already create a distinction amongst the general class of veterans:
veterans who served on active duty -- whether in combat or not --
during specified periods of war are eligible for home admission
while veterans who served on active duty during peacetime are
ineligible for home admission. The legislative proposal now being
reviewed would create a second classification amongst peacetime
veterans. Peacetime veterans who are permanently and totally
disabled due to a 100% service-connected disability and who are
non-ambulatory and wheelchair-bound would become eligible for
veterans' home admission.
In order to be valid, the State would be required to
demonstrate that the proposed classification of peacetime veterans
is "based upon some reason of public policy -- some substantial
difference of situation or circumstances -- that would naturally
suggest the justice or expediency of diverse [grouping of the
peacetime veterans]." State v. Popco, Inc., 247 Neb. 440, 528
N.W.2d at (1995). The differentiation among the class of
peacetime veterans would be proper "if the special class [of
severely disabled peacetime veterans] has some reasonable
distinction from other [peacetime veterans], which distinction
bears some reasonable relation to the legitimate objectives and
purposes of [expanding veterans' home eligibility criteria]." Id.
Generally, the determination of whether a particular
legislative classification has a legitimate public purpose is a
decision left to the Legislature. See State v. Gaylen, 221 Neb.
497, 378 N.W.2d 182 (1985). Furthermore, states are usually
afforded wide latitude in providing for different treatment of
different classes of people. Stoehr v. Whipple, 405 F.Supp. 1249
(D.Neb. 1976). In the area of social welfare legislation, a state
statute will not normally violate the equal protection clause
merely because classifications made under that statute are
imperfect. Dandridge v. Williams, 397 U.S. 471, 485 (1970); State
v. Garber, 249 Neb. 648, 545 N.W.2d 75 (1996); Distinctive Printing
& Packaging Co. v. Cox, 232 Neb. 846, 443 N.W.2d 566 (1989).
Given these standards, the ability of the pending
legislative proposal to sustain a legal challenge would be
dependent upon the rationale for implementing a statutory
differentiation of peacetime veterans. The U.S. Supreme Court has
held that "a common characteristic shared by beneficiaries and
nonbeneficiaries alike, is not sufficient to invalidate a statute
when other characteristics peculiar to only one group rationally
explain the statute's different treatment of the two groups."
Johnson v. Robinson, 415 U.S. 361, 378 (1974).
Pursuant to the definition of wartime veterans provided
for in Neb. Rev. Stat. § 80-401.01, only those veterans who served
on active duty in the military for a period of approximately 36 of
the past 100 years are now eligible for admission to the Nebraska
Veterans' Home System.
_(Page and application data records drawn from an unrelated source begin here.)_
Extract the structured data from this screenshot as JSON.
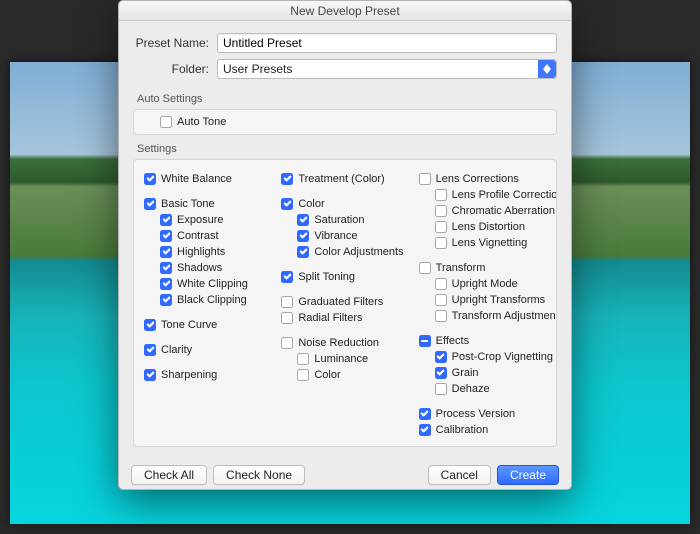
{
  "dialog": {
    "title": "New Develop Preset"
  },
  "fields": {
    "preset_label": "Preset Name:",
    "preset_value": "Untitled Preset",
    "folder_label": "Folder:",
    "folder_value": "User Presets"
  },
  "sections": {
    "auto": "Auto Settings",
    "settings": "Settings"
  },
  "auto": {
    "tone": "Auto Tone"
  },
  "col1": {
    "white_balance": "White Balance",
    "basic_tone": "Basic Tone",
    "exposure": "Exposure",
    "contrast": "Contrast",
    "highlights": "Highlights",
    "shadows": "Shadows",
    "white_clip": "White Clipping",
    "black_clip": "Black Clipping",
    "tone_curve": "Tone Curve",
    "clarity": "Clarity",
    "sharpening": "Sharpening"
  },
  "col2": {
    "treatment": "Treatment (Color)",
    "color": "Color",
    "saturation": "Saturation",
    "vibrance": "Vibrance",
    "color_adj": "Color Adjustments",
    "split_toning": "Split Toning",
    "grad_filters": "Graduated Filters",
    "radial_filters": "Radial Filters",
    "noise_reduction": "Noise Reduction",
    "luminance": "Luminance",
    "nr_color": "Color"
  },
  "col3": {
    "lens_corr": "Lens Corrections",
    "lens_profile": "Lens Profile Corrections",
    "chrom_ab": "Chromatic Aberration",
    "lens_dist": "Lens Distortion",
    "lens_vig": "Lens Vignetting",
    "transform": "Transform",
    "upright_mode": "Upright Mode",
    "upright_trans": "Upright Transforms",
    "trans_adj": "Transform Adjustments",
    "effects": "Effects",
    "post_crop": "Post-Crop Vignetting",
    "grain": "Grain",
    "dehaze": "Dehaze",
    "proc_ver": "Process Version",
    "calibration": "Calibration"
  },
  "buttons": {
    "check_all": "Check All",
    "check_none": "Check None",
    "cancel": "Cancel",
    "create": "Create"
  }
}
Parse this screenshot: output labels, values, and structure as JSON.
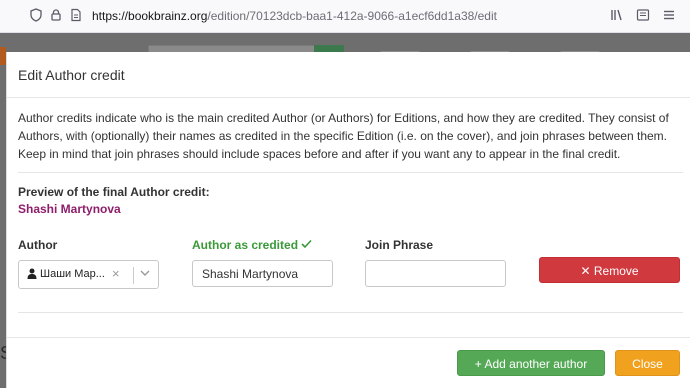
{
  "browser": {
    "url_host": "https://bookbrainz.org",
    "url_path": "/edition/70123dcb-baa1-412a-9066-a1ecf6dd1a38/edit"
  },
  "modal": {
    "title": "Edit Author credit",
    "intro": "Author credits indicate who is the main credited Author (or Authors) for Editions, and how they are credited. They consist of Authors, with (optionally) their names as credited in the specific Edition (i.e. on the cover), and join phrases between them. Keep in mind that join phrases should include spaces before and after if you want any to appear in the final credit.",
    "preview_label": "Preview of the final Author credit:",
    "preview_value": "Shashi Martynova",
    "columns": {
      "author": "Author",
      "author_as_credited": "Author as credited",
      "join_phrase": "Join Phrase"
    },
    "row": {
      "author_value": "Шаши Мар...",
      "credited_value": "Shashi Martynova",
      "join_phrase_value": "",
      "remove_label": "Remove"
    },
    "footer": {
      "add_label": "Add another author",
      "close_label": "Close"
    }
  },
  "backdrop": {
    "partial_letter": "S"
  },
  "colors": {
    "preview": "#8e1d6b",
    "credited_ok": "#3a9a3a",
    "remove": "#d0393e",
    "add": "#55a956",
    "close": "#f0a21f"
  },
  "icons": [
    "shield-icon",
    "lock-icon",
    "page-icon",
    "library-icon",
    "reader-icon",
    "menu-icon",
    "person-icon",
    "clear-icon",
    "chevron-down-icon",
    "check-icon",
    "times-icon",
    "plus-icon"
  ]
}
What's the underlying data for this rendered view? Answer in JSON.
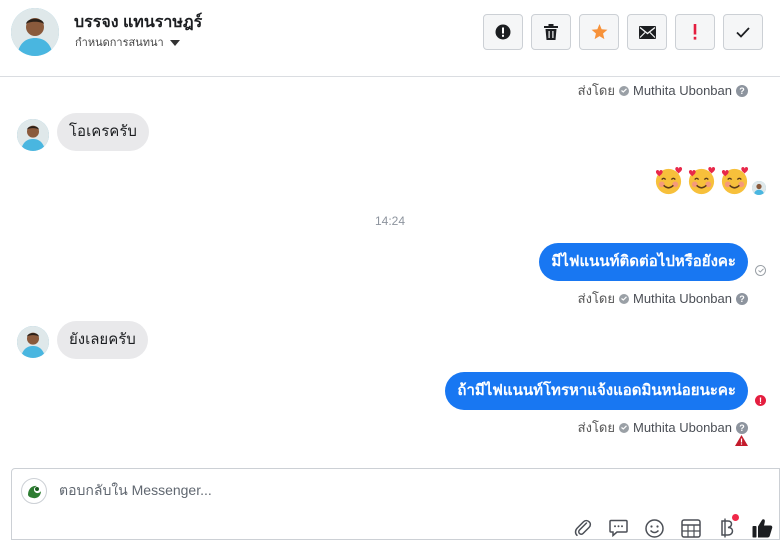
{
  "header": {
    "contact_name": "บรรจง แทนราษฎร์",
    "assign_label": "กำหนดการสนทนา",
    "actions": [
      {
        "name": "mark-spam-button",
        "icon": "alert-circle-icon"
      },
      {
        "name": "delete-button",
        "icon": "trash-icon"
      },
      {
        "name": "star-button",
        "icon": "star-icon"
      },
      {
        "name": "mark-unread-button",
        "icon": "envelope-icon"
      },
      {
        "name": "follow-up-button",
        "icon": "exclamation-icon"
      },
      {
        "name": "mark-done-button",
        "icon": "check-icon"
      }
    ]
  },
  "messages": {
    "sent_by_label": "ส่งโดย",
    "sender_name": "Muthita Ubonban",
    "in_1": "โอเครครับ",
    "time_divider": "14:24",
    "out_1": "มีไฟแนนท์ติดต่อไปหรือยังคะ",
    "in_2": "ยังเลยครับ",
    "out_2": "ถ้ามีไฟแนนท์โทรหาแจ้งแอดมินหน่อยนะคะ",
    "emoji_count": 3,
    "accent_color": "#1877f2",
    "error_color": "#e41e3f"
  },
  "composer": {
    "placeholder": "ตอบกลับใน Messenger...",
    "tools": [
      "paperclip-icon",
      "speech-bubble-icon",
      "smiley-icon",
      "table-icon",
      "baht-icon",
      "thumbs-up-icon"
    ]
  }
}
Veterans whose service dates cover the
remaining 64 years of that time period are not eligible for home
admission. Expansion of current eligibility restrictions to any
group of veterans will likely involve significant costs to the
State. The practical cost issue has, under certain circumstances,
been validated as a rational basis for differentiating amongst
classes of veterans. See Besinga v. U.S., 14 F.3d 1356 (9th Cir.),
cert. denied, 513 U.S. 864 (1994) (upholding Congressional statute
providing for certain veterans benefits for Philippine Commonwealth
Army veterans but excluding from benefit status those veterans of
the Old Philippine Scouts).
The Legislature has authority to amend current statutory
criteria pertaining to veterans' home admission eligibility.
Nebraska already distinguishes between the class of "veterans" in
its admission requirements. Veterans who served during specified
periods of war are eligible for admission while those who served
outside of the specified dates are ineligible for home admission.
The validity of further differentiation amongst "peacetime"
veterans would be assessed under the "rational basis scrutiny"
test. Under that standard, Nebraska would have to demonstrate that
different treatment among that group of veterans is based upon a
legitimate public purpose and that the separate classification
bears reasonable relation to that purpose.
Lauren L. Hill
Assistant Attorney General